Cape buffalo

Cape buffalo

Five buffalo had spread themselves on the hillside above the Ngulube Waterhole, three of which can be seen in the image below:

Ngulube Waterhole

This has been a good day for buffalo, we thought – until we drove out towards Arizona Dam. It was unbelievable at first … we gasped … and then we counted … and continued to count, for in the broad grassy plain close to three hundred buffalo were grazing, creating a most magnificent spectacle!

Cape buffalo

BIRD ANTICS IN ADDO

Despite the stiff breeze that whipped up dust, I was able to compile a satisfying list of birds seen in the Addo Elephant National Park. Even though the calls of Sombre Bulbuls dominate the park, their cryptic colouring makes them difficult to spot while driving through the bush. I thus was pleased to see a pair of them emerging from the scrub at Jack’s Picnic Site to scrounge for any titbits that might be lying around.

sombre bulbul

The most ubiquitous bird in the Park though is the Fiscal Shrike. They are seen everywhere: perching on the top of bushes, swooping down to catch an insect, or flying across the veld from one perch to another.

fiscal shrike

Southern Boubous are also very vocal at this time of the year. We could hear them whenever we were stopped at a waterhole and found it absorbing to watch a pair of them courting – in between eating – at the picnic site.

southern boubou

As we know, Egyptian Geese are territorial and quick to defend their spot. It was interesting observing a pair of them chasing a flock of South African Shelducks from ‘their’ sandbar in the middle of Ghwarrie Waterhole. In the image of the Domkrag Waterhole below, you can just make out a female Egyptian Goose setting off in the water with her goslings in tow.

Domkrag waterhole

Flocks of Speckled Mousebirds abounded. Their long tails make them easily identifiable as they fly across the veld. It is not always that easy to spot them once they have landed though for they blend easily into the vegetation.

speckled mousebird

During our visit to the Kruger National Park we became used to seeing animals covered with Red-billed Oxpeckers. Not so in Addo, instead on this visit we watched a Pied Crow that had been hovering around the elephants at Lismore Waterhole land briefly on a buffalo before taking off again.

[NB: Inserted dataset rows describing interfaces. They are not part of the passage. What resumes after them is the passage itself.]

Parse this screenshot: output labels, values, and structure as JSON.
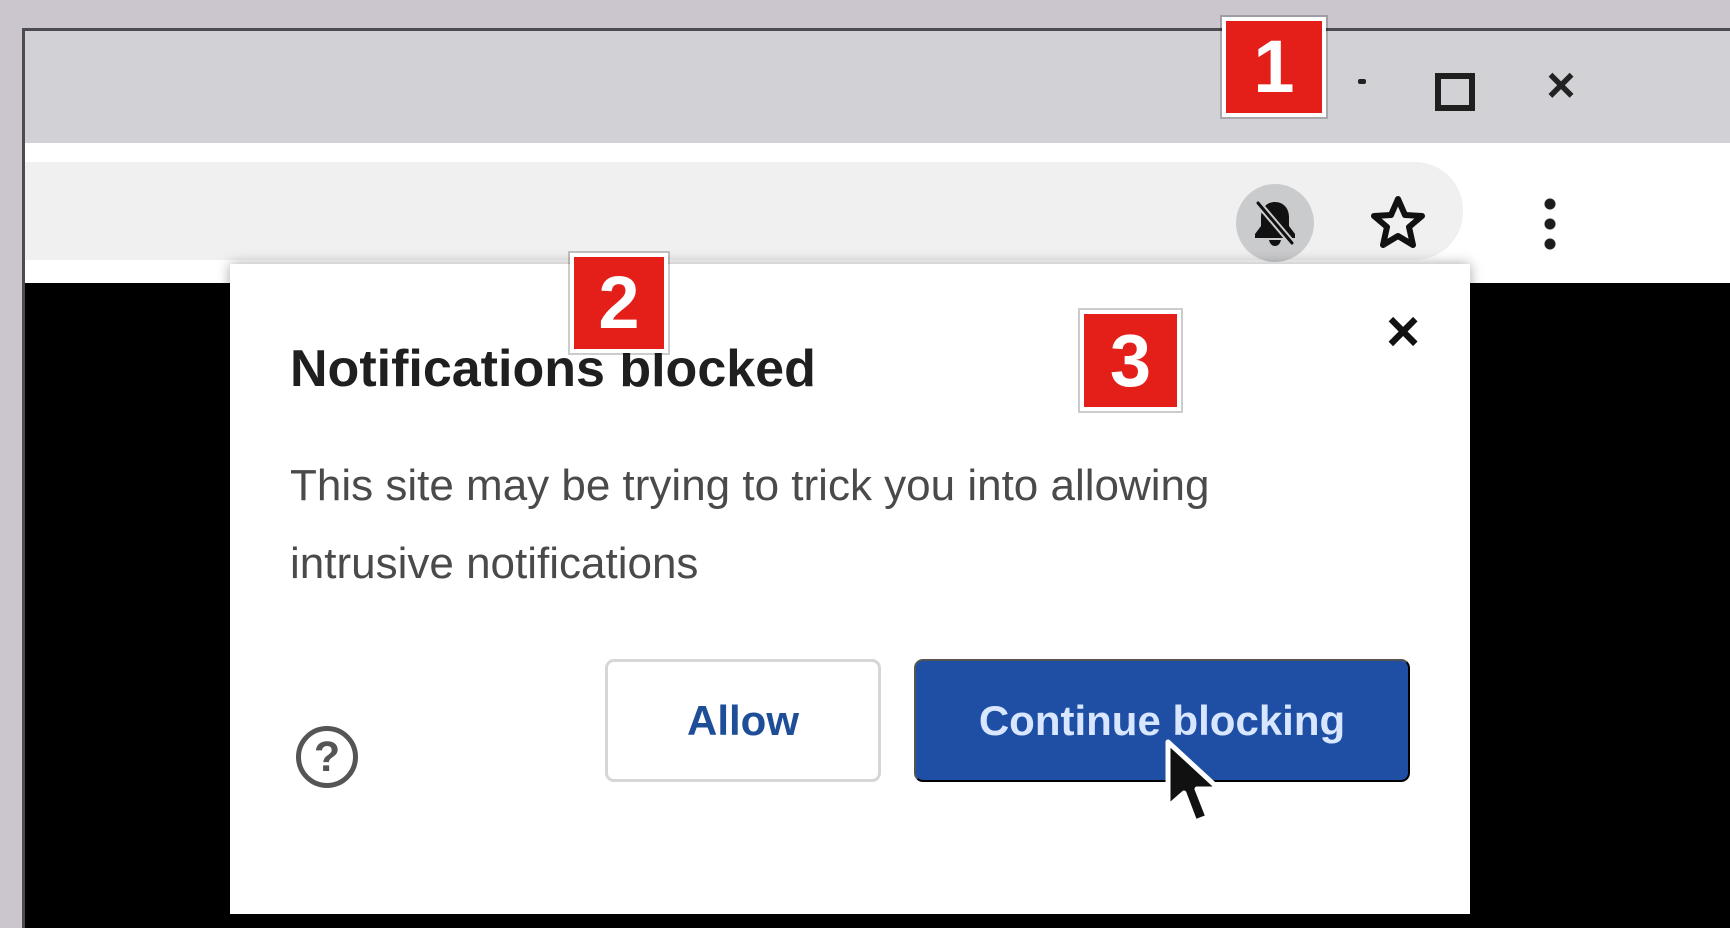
{
  "browser": {
    "toolbar": {
      "notification_icon": "notification-blocked-icon",
      "bookmark_icon": "star-icon",
      "more_icon": "vertical-dots-icon"
    },
    "window_controls": {
      "minimize_icon": "minimize-icon",
      "maximize_icon": "maximize-icon",
      "close_icon": "close-window-icon"
    }
  },
  "dialog": {
    "title": "Notifications blocked",
    "message": "This site may be trying to trick you into allowing intrusive notifications",
    "close_icon": "close-icon",
    "help_icon": "help-icon",
    "allow_label": "Allow",
    "continue_label": "Continue blocking"
  },
  "annotations": {
    "step_1": "1",
    "step_2": "2",
    "step_3": "3"
  },
  "colors": {
    "primary_blue": "#1f4fa5",
    "annotation_red": "#e41f19",
    "dialog_text": "#1f1f1f",
    "secondary_text": "#4a4a4a"
  }
}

pied crow on buffalo

pied crow leaving buffalo

Several Pied Starlings fringed the edge of the Woodlands Waterhole and as some kudu bulls arrived for a late afternoon drink, a starling hopped onto the back of one of them. The others looked on as if waiting for their turn!

pied starling on kudu

My bird list for the day:

Bar-throated Apalis
Black Crow
Black Sunbird (Amethyst)
Black-shouldered Kite
Blacksmith Plover
Black-winged Stilt
Blue Crane
Bokmakierie
Cape Glossy Starling
Cape Robin
Cape Turtle Dove
Cape Wagtail
Cattle Egret
Egyptian Goose
Emerald-spotted Wood Dove
Fiscal Shrike
Hadeda Ibis
Helmeted Guineafowl
House Sparrow
Karoo Scrub Robin
Laughing Dove
Lesser-striped Swallow
Little Grebe
Olive Thrush
Ostrich
Pearl-breasted Swallow
Pied Starling
Red-knobbed Coot
Red-necked Spurfowl
Red-winged Starling
Rufous-naped Lark
Secretary Bird
Sombre Bulbul
South African Shelduck
Southern Boubou
Speckled Mousebird
Streaky-headed Canary
Yellow-billed Duck
Yellow-billed Kite